* _How to complete this task_
Your copy of the data should match it exactly, leaving out only the pictures.

* _Information provided_
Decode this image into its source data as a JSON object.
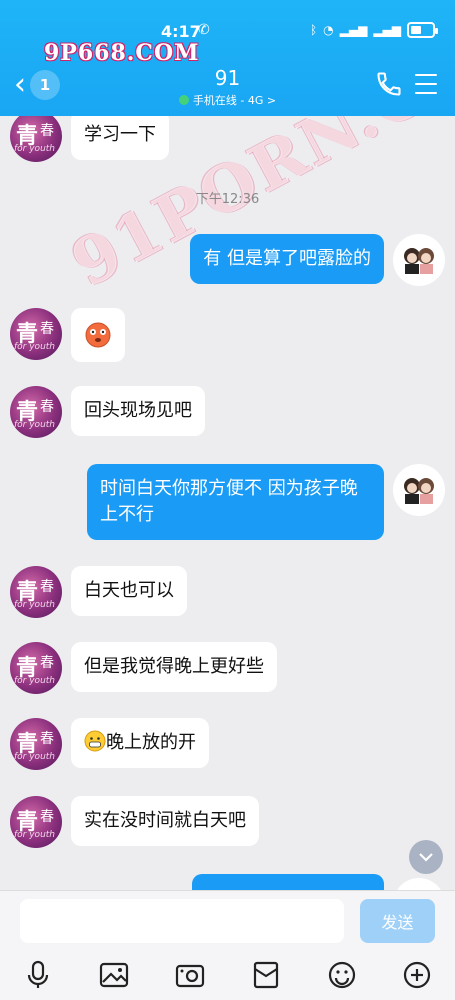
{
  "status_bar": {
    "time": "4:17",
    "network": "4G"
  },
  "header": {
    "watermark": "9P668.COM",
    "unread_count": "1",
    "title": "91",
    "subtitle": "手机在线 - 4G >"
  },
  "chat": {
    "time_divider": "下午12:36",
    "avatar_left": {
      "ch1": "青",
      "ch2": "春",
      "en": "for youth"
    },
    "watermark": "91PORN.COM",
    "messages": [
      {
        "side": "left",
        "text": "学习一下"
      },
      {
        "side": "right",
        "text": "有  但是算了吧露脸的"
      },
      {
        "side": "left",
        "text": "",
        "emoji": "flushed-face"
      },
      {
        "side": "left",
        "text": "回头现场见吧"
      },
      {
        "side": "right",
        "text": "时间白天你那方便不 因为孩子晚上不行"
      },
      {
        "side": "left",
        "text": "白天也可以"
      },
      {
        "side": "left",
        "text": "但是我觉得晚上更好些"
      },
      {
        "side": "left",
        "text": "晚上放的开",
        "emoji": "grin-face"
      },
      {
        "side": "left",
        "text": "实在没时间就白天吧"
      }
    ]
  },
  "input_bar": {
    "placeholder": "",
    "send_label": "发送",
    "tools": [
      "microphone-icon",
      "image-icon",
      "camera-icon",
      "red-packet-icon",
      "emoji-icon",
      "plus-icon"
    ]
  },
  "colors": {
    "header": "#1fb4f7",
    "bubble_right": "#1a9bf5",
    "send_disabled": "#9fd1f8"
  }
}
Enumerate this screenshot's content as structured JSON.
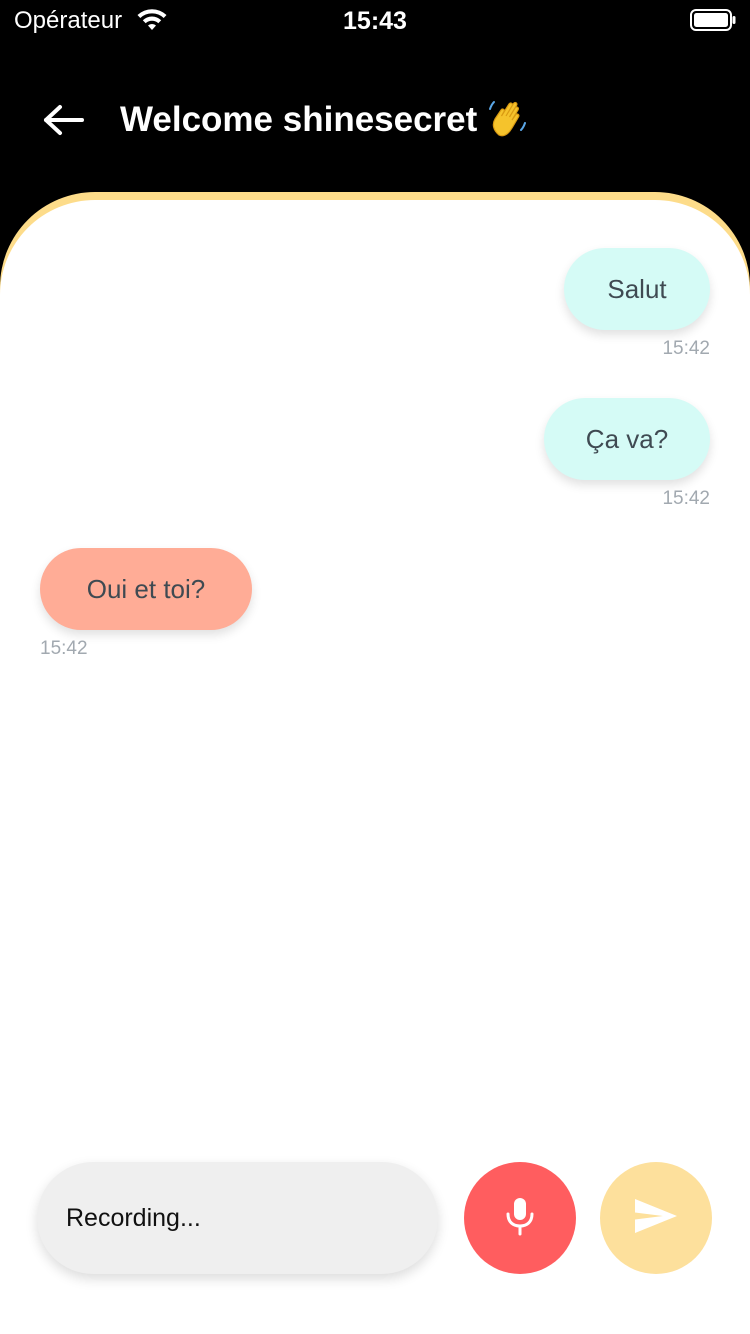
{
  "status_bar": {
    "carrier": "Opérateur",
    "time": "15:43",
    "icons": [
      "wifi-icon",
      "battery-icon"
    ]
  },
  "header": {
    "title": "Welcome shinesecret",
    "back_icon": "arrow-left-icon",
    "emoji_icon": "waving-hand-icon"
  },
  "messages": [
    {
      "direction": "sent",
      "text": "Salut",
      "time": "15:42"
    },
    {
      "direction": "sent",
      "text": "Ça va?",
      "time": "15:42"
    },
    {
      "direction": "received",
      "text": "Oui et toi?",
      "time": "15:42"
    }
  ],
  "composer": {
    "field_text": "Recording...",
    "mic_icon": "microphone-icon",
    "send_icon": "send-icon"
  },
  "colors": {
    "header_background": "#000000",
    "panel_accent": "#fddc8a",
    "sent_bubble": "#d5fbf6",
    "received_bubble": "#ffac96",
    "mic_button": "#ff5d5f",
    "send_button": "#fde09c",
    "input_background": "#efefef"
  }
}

* _Output_
Decode this image into its source data as a JSON object.
{
  "status_bar": {
    "time": "4:17",
    "network": "4G"
  },
  "header": {
    "watermark": "9P668.COM",
    "unread_count": "1",
    "title": "91",
    "subtitle": "手机在线 - 4G >"
  },
  "chat": {
    "time_divider": "下午12:36",
    "avatar_left": {
      "ch1": "青",
      "ch2": "春",
      "en": "for youth"
    },
    "watermark": "91PORN.COM",
    "messages": [
      {
        "side": "left",
        "text": "学习一下"
      },
      {
        "side": "right",
        "text": "有  但是算了吧露脸的"
      },
      {
        "side": "left",
        "text": "",
        "emoji": "flushed-face"
      },
      {
        "side": "left",
        "text": "回头现场见吧"
      },
      {
        "side": "right",
        "text": "时间白天你那方便不 因为孩子晚上不行"
      },
      {
        "side": "left",
        "text": "白天也可以"
      },
      {
        "side": "left",
        "text": "但是我觉得晚上更好些"
      },
      {
        "side": "left",
        "text": "晚上放的开",
        "emoji": "grin-face"
      },
      {
        "side": "left",
        "text": "实在没时间就白天吧"
      }
    ]
  },
  "input_bar": {
    "placeholder": "",
    "send_label": "发送",
    "tools": [
      "microphone-icon",
      "image-icon",
      "camera-icon",
      "red-packet-icon",
      "emoji-icon",
      "plus-icon"
    ]
  },
  "colors": {
    "header": "#1fb4f7",
    "bubble_right": "#1a9bf5",
    "send_disabled": "#9fd1f8"
  }
}
Enumerate this screenshot's content as structured JSON.
{
  "status_bar": {
    "carrier": "Opérateur",
    "time": "15:43",
    "icons": [
      "wifi-icon",
      "battery-icon"
    ]
  },
  "header": {
    "title": "Welcome shinesecret",
    "back_icon": "arrow-left-icon",
    "emoji_icon": "waving-hand-icon"
  },
  "messages": [
    {
      "direction": "sent",
      "text": "Salut",
      "time": "15:42"
    },
    {
      "direction": "sent",
      "text": "Ça va?",
      "time": "15:42"
    },
    {
      "direction": "received",
      "text": "Oui et toi?",
      "time": "15:42"
    }
  ],
  "composer": {
    "field_text": "Recording...",
    "mic_icon": "microphone-icon",
    "send_icon": "send-icon"
  },
  "colors": {
    "header_background": "#000000",
    "panel_accent": "#fddc8a",
    "sent_bubble": "#d5fbf6",
    "received_bubble": "#ffac96",
    "mic_button": "#ff5d5f",
    "send_button": "#fde09c",
    "input_background": "#efefef"
  }
}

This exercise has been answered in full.